### [Work instruction]
Write out the listing beneath this instruction in its entirety, exactly as it reads.

### [Source data]
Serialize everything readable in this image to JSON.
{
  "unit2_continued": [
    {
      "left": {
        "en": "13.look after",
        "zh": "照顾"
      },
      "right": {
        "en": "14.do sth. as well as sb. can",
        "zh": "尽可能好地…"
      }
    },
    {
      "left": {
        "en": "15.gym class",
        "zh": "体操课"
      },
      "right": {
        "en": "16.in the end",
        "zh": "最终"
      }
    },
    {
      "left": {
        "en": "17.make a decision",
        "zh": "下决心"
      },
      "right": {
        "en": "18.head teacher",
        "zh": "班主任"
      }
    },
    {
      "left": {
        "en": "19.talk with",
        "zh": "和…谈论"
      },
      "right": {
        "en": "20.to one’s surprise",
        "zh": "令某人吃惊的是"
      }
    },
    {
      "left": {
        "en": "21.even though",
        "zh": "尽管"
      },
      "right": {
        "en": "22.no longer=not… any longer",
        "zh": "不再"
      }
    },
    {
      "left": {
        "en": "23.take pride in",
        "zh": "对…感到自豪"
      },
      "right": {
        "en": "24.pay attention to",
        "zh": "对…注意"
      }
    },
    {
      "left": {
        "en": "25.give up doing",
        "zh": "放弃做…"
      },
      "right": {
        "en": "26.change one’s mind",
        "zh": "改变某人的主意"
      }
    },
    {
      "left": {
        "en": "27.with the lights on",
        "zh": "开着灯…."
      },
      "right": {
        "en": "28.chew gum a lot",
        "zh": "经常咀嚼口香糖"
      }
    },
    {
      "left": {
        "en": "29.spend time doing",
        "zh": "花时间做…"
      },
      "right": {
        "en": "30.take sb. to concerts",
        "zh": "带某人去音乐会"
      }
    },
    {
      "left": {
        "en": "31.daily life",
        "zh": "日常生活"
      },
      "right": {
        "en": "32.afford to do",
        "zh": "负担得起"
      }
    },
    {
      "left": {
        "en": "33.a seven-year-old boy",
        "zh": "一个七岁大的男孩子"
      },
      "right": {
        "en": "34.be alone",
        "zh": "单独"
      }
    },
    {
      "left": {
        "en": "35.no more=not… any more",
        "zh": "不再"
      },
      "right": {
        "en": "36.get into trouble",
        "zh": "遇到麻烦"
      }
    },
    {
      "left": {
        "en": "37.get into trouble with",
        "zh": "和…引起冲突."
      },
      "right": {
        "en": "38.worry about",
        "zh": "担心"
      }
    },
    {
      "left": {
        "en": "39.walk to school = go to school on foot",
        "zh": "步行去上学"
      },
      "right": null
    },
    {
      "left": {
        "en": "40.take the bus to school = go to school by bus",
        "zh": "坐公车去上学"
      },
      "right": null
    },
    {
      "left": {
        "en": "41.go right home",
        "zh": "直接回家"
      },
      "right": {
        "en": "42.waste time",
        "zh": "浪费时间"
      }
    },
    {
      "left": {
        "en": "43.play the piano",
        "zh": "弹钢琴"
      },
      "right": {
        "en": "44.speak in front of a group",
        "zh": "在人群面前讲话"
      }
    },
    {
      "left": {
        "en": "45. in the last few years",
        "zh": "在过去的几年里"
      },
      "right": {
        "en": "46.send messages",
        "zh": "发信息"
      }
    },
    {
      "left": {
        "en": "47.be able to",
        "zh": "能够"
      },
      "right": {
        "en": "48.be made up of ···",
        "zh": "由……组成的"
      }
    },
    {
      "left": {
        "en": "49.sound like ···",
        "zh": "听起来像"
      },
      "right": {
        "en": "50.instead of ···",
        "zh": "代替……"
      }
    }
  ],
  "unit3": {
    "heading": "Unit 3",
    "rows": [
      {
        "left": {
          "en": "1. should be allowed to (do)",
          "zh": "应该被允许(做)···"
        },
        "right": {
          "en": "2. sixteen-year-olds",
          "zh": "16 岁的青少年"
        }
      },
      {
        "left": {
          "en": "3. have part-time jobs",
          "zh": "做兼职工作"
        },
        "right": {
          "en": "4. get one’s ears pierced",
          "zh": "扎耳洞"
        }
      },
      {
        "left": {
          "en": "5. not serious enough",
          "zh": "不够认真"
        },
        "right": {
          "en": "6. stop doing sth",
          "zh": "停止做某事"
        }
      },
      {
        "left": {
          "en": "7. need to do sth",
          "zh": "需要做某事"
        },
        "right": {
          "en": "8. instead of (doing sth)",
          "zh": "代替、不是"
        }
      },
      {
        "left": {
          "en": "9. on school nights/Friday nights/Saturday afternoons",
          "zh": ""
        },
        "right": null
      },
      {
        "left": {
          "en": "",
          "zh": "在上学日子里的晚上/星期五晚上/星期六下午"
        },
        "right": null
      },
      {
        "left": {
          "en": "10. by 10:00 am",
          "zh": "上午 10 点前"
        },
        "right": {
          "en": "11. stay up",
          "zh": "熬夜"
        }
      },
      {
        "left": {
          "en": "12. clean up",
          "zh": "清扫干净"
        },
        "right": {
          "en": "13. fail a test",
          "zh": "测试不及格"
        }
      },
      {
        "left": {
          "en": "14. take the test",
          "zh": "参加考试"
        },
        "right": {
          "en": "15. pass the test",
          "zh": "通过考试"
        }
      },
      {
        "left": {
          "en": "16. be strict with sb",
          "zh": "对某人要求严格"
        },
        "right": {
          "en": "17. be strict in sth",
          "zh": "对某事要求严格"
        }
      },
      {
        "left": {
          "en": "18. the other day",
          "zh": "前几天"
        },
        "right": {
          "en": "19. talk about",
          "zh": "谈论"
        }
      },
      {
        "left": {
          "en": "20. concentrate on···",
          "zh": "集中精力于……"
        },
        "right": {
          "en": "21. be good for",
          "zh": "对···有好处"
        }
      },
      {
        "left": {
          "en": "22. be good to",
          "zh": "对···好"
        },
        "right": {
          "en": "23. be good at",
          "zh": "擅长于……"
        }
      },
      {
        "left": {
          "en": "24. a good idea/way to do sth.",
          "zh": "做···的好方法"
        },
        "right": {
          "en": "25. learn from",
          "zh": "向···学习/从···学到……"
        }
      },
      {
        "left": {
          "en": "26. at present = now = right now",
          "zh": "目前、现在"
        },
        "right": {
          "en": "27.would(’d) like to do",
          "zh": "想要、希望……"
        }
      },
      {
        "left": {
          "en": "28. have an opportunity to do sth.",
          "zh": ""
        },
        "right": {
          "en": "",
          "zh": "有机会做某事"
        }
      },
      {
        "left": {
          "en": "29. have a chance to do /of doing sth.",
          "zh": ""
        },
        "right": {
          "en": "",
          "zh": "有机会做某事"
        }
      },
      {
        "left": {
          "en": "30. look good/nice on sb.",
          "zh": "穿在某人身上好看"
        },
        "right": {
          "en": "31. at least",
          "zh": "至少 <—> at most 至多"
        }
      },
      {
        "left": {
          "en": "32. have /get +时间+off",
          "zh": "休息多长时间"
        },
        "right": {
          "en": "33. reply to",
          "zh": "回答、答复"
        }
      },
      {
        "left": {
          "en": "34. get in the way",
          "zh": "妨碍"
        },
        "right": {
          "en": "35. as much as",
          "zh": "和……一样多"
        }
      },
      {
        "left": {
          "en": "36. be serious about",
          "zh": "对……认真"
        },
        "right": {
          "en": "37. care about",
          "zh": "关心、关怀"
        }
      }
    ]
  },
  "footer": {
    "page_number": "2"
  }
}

### [Exercise result]
Serialize everything readable in this image to JSON.
{
  "unit2_continued": [
    {
      "left": {
        "en": "13.look after",
        "zh": "照顾"
      },
      "right": {
        "en": "14.do sth. as well as sb. can",
        "zh": "尽可能好地…"
      }
    },
    {
      "left": {
        "en": "15.gym class",
        "zh": "体操课"
      },
      "right": {
        "en": "16.in the end",
        "zh": "最终"
      }
    },
    {
      "left": {
        "en": "17.make a decision",
        "zh": "下决心"
      },
      "right": {
        "en": "18.head teacher",
        "zh": "班主任"
      }
    },
    {
      "left": {
        "en": "19.talk with",
        "zh": "和…谈论"
      },
      "right": {
        "en": "20.to one’s surprise",
        "zh": "令某人吃惊的是"
      }
    },
    {
      "left": {
        "en": "21.even though",
        "zh": "尽管"
      },
      "right": {
        "en": "22.no longer=not… any longer",
        "zh": "不再"
      }
    },
    {
      "left": {
        "en": "23.take pride in",
        "zh": "对…感到自豪"
      },
      "right": {
        "en": "24.pay attention to",
        "zh": "对…注意"
      }
    },
    {
      "left": {
        "en": "25.give up doing",
        "zh": "放弃做…"
      },
      "right": {
        "en": "26.change one’s mind",
        "zh": "改变某人的主意"
      }
    },
    {
      "left": {
        "en": "27.with the lights on",
        "zh": "开着灯…."
      },
      "right": {
        "en": "28.chew gum a lot",
        "zh": "经常咀嚼口香糖"
      }
    },
    {
      "left": {
        "en": "29.spend time doing",
        "zh": "花时间做…"
      },
      "right": {
        "en": "30.take sb. to concerts",
        "zh": "带某人去音乐会"
      }
    },
    {
      "left": {
        "en": "31.daily life",
        "zh": "日常生活"
      },
      "right": {
        "en": "32.afford to do",
        "zh": "负担得起"
      }
    },
    {
      "left": {
        "en": "33.a seven-year-old boy",
        "zh": "一个七岁大的男孩子"
      },
      "right": {
        "en": "34.be alone",
        "zh": "单独"
      }
    },
    {
      "left": {
        "en": "35.no more=not… any more",
        "zh": "不再"
      },
      "right": {
        "en": "36.get into trouble",
        "zh": "遇到麻烦"
      }
    },
    {
      "left": {
        "en": "37.get into trouble with",
        "zh": "和…引起冲突."
      },
      "right": {
        "en": "38.worry about",
        "zh": "担心"
      }
    },
    {
      "left": {
        "en": "39.walk to school = go to school on foot",
        "zh": "步行去上学"
      },
      "right": null
    },
    {
      "left": {
        "en": "40.take the bus to school = go to school by bus",
        "zh": "坐公车去上学"
      },
      "right": null
    },
    {
      "left": {
        "en": "41.go right home",
        "zh": "直接回家"
      },
      "right": {
        "en": "42.waste time",
        "zh": "浪费时间"
      }
    },
    {
      "left": {
        "en": "43.play the piano",
        "zh": "弹钢琴"
      },
      "right": {
        "en": "44.speak in front of a group",
        "zh": "在人群面前讲话"
      }
    },
    {
      "left": {
        "en": "45. in the last few years",
        "zh": "在过去的几年里"
      },
      "right": {
        "en": "46.send messages",
        "zh": "发信息"
      }
    },
    {
      "left": {
        "en": "47.be able to",
        "zh": "能够"
      },
      "right": {
        "en": "48.be made up of ···",
        "zh": "由……组成的"
      }
    },
    {
      "left": {
        "en": "49.sound like ···",
        "zh": "听起来像"
      },
      "right": {
        "en": "50.instead of ···",
        "zh": "代替……"
      }
    }
  ],
  "unit3": {
    "heading": "Unit 3",
    "rows": [
      {
        "left": {
          "en": "1. should be allowed to (do)",
          "zh": "应该被允许(做)···"
        },
        "right": {
          "en": "2. sixteen-year-olds",
          "zh": "16 岁的青少年"
        }
      },
      {
        "left": {
          "en": "3. have part-time jobs",
          "zh": "做兼职工作"
        },
        "right": {
          "en": "4. get one’s ears pierced",
          "zh": "扎耳洞"
        }
      },
      {
        "left": {
          "en": "5. not serious enough",
          "zh": "不够认真"
        },
        "right": {
          "en": "6. stop doing sth",
          "zh": "停止做某事"
        }
      },
      {
        "left": {
          "en": "7. need to do sth",
          "zh": "需要做某事"
        },
        "right": {
          "en": "8. instead of (doing sth)",
          "zh": "代替、不是"
        }
      },
      {
        "left": {
          "en": "9. on school nights/Friday nights/Saturday afternoons",
          "zh": ""
        },
        "right": null
      },
      {
        "left": {
          "en": "",
          "zh": "在上学日子里的晚上/星期五晚上/星期六下午"
        },
        "right": null
      },
      {
        "left": {
          "en": "10. by 10:00 am",
          "zh": "上午 10 点前"
        },
        "right": {
          "en": "11. stay up",
          "zh": "熬夜"
        }
      },
      {
        "left": {
          "en": "12. clean up",
          "zh": "清扫干净"
        },
        "right": {
          "en": "13. fail a test",
          "zh": "测试不及格"
        }
      },
      {
        "left": {
          "en": "14. take the test",
          "zh": "参加考试"
        },
        "right": {
          "en": "15. pass the test",
          "zh": "通过考试"
        }
      },
      {
        "left": {
          "en": "16. be strict with sb",
          "zh": "对某人要求严格"
        },
        "right": {
          "en": "17. be strict in sth",
          "zh": "对某事要求严格"
        }
      },
      {
        "left": {
          "en": "18. the other day",
          "zh": "前几天"
        },
        "right": {
          "en": "19. talk about",
          "zh": "谈论"
        }
      },
      {
        "left": {
          "en": "20. concentrate on···",
          "zh": "集中精力于……"
        },
        "right": {
          "en": "21. be good for",
          "zh": "对···有好处"
        }
      },
      {
        "left": {
          "en": "22. be good to",
          "zh": "对···好"
        },
        "right": {
          "en": "23. be good at",
          "zh": "擅长于……"
        }
      },
      {
        "left": {
          "en": "24. a good idea/way to do sth.",
          "zh": "做···的好方法"
        },
        "right": {
          "en": "25. learn from",
          "zh": "向···学习/从···学到……"
        }
      },
      {
        "left": {
          "en": "26. at present = now = right now",
          "zh": "目前、现在"
        },
        "right": {
          "en": "27.would(’d) like to do",
          "zh": "想要、希望……"
        }
      },
      {
        "left": {
          "en": "28. have an opportunity to do sth.",
          "zh": ""
        },
        "right": {
          "en": "",
          "zh": "有机会做某事"
        }
      },
      {
        "left": {
          "en": "29. have a chance to do /of doing sth.",
          "zh": ""
        },
        "right": {
          "en": "",
          "zh": "有机会做某事"
        }
      },
      {
        "left": {
          "en": "30. look good/nice on sb.",
          "zh": "穿在某人身上好看"
        },
        "right": {
          "en": "31. at least",
          "zh": "至少 <—> at most 至多"
        }
      },
      {
        "left": {
          "en": "32. have /get +时间+off",
          "zh": "休息多长时间"
        },
        "right": {
          "en": "33. reply to",
          "zh": "回答、答复"
        }
      },
      {
        "left": {
          "en": "34. get in the way",
          "zh": "妨碍"
        },
        "right": {
          "en": "35. as much as",
          "zh": "和……一样多"
        }
      },
      {
        "left": {
          "en": "36. be serious about",
          "zh": "对……认真"
        },
        "right": {
          "en": "37. care about",
          "zh": "关心、关怀"
        }
      }
    ]
  },
  "footer": {
    "page_number": "2"
  }
}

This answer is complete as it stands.